▶ WHAT IS BEING ASKED: The response must contain every line below in which "Click" appears.

----------

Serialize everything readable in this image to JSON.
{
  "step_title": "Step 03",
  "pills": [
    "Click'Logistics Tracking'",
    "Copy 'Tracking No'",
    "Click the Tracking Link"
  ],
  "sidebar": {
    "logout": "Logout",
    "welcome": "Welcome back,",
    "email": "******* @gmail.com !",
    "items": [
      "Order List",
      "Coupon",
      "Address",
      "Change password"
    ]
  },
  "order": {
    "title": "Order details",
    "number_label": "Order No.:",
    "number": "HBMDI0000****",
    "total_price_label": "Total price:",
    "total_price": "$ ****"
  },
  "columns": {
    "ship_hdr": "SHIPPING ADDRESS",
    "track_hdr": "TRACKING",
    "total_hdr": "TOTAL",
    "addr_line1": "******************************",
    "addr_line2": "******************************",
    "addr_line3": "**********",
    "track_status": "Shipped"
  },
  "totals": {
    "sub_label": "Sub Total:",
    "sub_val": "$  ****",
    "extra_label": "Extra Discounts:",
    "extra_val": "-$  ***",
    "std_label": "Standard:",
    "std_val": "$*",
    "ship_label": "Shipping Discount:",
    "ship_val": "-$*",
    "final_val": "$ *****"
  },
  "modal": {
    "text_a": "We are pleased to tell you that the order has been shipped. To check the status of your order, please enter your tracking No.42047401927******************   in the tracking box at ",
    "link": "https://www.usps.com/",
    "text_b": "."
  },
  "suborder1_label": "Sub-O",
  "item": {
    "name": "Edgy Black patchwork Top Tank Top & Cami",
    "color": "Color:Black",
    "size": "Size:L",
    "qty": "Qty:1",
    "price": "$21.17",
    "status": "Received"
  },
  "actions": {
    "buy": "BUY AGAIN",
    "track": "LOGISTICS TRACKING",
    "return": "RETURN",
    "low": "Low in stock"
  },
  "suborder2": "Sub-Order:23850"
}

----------

▶ RESPONSE TO THIS EXERCISE:
    "Click'Logistics Tracking'",
    "Click the Tracking Link"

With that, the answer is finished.